“I’m thinking about bringing everyone out next year. Last year, I was on the phone with my coach back home talking about what I am going to wear and everything. I think about it in my imagination.”
Said Darlan, wearing a Senegalese suit, “It’s very exciting. I feel like a big prospect. For me, it is a great experience.”
Buzelis, Sane, Holland, Darlan and the Ignite coaching and development staff flew from Las Vegas to New York City on Tuesday. Darlan and Holland, a Duncanville, Texas, native, were excited about making their first trip to New York City. The Ignite players worked out Thursday at Long Island University, whose men’s basketball program is now led by Strickland. The Ignite players had dinner Wednesday at the popular Brooklyn Chop House, where they received a surprise visit and pep talk from Henderson.
“When he came to see us, he had a big smile on his face,” Holland said. “He was happy to be here. His message to us was that we had to put our heads down and grind. It wasn’t easy at all. He put the work in, and we have the ability to put the work in just like him to get to where he is getting to …
“It shows that this is unique, and we definitely treat each other like family.

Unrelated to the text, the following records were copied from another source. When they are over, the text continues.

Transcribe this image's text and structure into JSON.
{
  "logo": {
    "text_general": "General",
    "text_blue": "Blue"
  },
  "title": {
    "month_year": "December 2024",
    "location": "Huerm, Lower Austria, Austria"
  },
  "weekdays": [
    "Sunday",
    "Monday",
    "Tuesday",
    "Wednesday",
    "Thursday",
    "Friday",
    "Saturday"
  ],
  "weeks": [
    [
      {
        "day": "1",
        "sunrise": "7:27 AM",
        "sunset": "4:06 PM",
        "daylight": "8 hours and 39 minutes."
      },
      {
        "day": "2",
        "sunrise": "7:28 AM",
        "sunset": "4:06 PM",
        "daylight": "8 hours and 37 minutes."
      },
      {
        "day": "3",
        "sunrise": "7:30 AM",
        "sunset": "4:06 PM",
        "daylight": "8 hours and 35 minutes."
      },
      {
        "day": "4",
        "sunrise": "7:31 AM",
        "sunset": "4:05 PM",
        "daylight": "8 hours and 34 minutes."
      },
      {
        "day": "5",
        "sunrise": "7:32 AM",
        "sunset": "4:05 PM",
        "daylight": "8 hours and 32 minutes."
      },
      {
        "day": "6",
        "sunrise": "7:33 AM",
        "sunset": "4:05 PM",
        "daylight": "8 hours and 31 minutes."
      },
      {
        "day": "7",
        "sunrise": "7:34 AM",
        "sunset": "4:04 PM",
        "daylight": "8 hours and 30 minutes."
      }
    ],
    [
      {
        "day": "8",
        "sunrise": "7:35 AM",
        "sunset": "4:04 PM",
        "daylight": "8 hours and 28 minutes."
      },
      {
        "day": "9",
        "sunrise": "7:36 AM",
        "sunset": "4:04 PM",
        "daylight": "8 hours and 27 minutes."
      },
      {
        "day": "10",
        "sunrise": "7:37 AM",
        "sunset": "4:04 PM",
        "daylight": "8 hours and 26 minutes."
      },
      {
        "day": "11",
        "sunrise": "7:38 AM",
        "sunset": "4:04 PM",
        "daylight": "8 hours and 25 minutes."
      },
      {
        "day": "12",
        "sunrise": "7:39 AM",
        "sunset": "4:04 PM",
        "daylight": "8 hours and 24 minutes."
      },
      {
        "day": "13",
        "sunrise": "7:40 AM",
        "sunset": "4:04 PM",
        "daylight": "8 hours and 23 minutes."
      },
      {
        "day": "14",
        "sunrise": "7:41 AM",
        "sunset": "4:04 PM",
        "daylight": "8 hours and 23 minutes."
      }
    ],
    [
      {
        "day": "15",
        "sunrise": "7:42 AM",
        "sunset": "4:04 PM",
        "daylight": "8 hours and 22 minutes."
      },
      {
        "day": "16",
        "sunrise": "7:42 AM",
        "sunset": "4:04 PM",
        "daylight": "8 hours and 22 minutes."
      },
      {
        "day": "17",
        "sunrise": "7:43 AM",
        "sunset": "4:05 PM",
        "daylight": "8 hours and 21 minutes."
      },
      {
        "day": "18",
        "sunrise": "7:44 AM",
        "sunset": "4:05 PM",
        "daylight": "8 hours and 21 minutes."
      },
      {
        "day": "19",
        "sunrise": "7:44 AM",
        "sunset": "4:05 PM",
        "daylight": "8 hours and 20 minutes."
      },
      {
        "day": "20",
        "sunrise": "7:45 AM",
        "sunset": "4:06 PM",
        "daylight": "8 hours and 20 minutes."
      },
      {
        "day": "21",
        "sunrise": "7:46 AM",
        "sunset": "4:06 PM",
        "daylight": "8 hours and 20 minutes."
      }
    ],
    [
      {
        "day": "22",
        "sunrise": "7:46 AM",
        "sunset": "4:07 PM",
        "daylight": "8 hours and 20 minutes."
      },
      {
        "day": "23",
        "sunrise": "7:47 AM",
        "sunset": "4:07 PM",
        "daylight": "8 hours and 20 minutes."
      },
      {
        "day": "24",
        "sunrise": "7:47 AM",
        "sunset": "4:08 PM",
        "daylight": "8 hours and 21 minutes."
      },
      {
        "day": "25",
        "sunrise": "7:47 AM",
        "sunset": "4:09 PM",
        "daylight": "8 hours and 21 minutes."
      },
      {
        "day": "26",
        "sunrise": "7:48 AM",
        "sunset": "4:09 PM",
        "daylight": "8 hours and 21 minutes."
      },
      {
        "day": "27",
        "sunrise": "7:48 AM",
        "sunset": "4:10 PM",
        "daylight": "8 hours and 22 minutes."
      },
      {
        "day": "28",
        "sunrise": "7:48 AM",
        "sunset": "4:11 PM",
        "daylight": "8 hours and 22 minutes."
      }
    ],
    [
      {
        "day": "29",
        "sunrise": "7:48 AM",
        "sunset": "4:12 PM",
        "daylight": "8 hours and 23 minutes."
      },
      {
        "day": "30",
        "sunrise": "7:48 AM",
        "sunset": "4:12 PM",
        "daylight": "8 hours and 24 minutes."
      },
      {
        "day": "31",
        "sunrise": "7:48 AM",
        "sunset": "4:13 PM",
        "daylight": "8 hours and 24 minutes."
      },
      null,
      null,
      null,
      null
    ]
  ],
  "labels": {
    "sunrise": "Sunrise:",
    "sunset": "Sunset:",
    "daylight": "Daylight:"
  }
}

For him to give time out of his day, especially as a busy man — top five, two to three, wherever he goes — for him to make time for us and give advice to get to where we want to get to means a lot.”
The Ignite also lifted weights and took part in a two-hour workout at the National Basketball Players Association’s gym in Manhattan on Wednesday. Once they completed their work, Brooklyn Nets star forward Mikal Bridges and free agent guard Will Barton took to the gym. The workout offered the Ignite players an opportunity to view the players’ union offices and workout facility.
Like Henderson, Miller made time during his hectic draft schedule to offer some words of wisdom to the players after being introduced by Hart.
“You have to work every day,” Miller told the players. “Go and compete. Coach likes dogs, so you have to go out there and give it your all. Give a lot of effort out there. You have to be ready. Coach is going to push you the time. In the G League, you play against grown men. It’s not like what you’re used to playing against in high school and other places where you guys are at.
“You can’t let them go out and punk you. Fight back. Punch them before they can hit you. And every night in the G League there is competition. You have to be prepared for that. In practice, push yourselves to get better. You guys are going to want the same goal. You have to earn your minutes. Play the right way.”
After Miller’s speech, the rising Ignite players gave him a round of applause and shook his hand. Miller and Beauchamp also visited the Ignite’s suite at the early part of the NBA draft. Henderson and Beauchamp also had some extra words of wisdom for their Ignite little brothers.
Beauchamp, who has kept in touch with Henderson, said, “Seeing a former Ignite player getting drafted, that could be you next year. I think is a great experience being here. The next year can be your time if you have a good year.”
Holland described the Ignite’s 2024 NBA draft class as a “special” one that is being overlooked. Hart tells his Ignite players to make sure after they leave “to put the ladder back down.”
Henderson and Miller did. Expect Buzelis and Holland to do the same one day.
“We definitely have to come back here,” Buzelis said. “It’s a family.”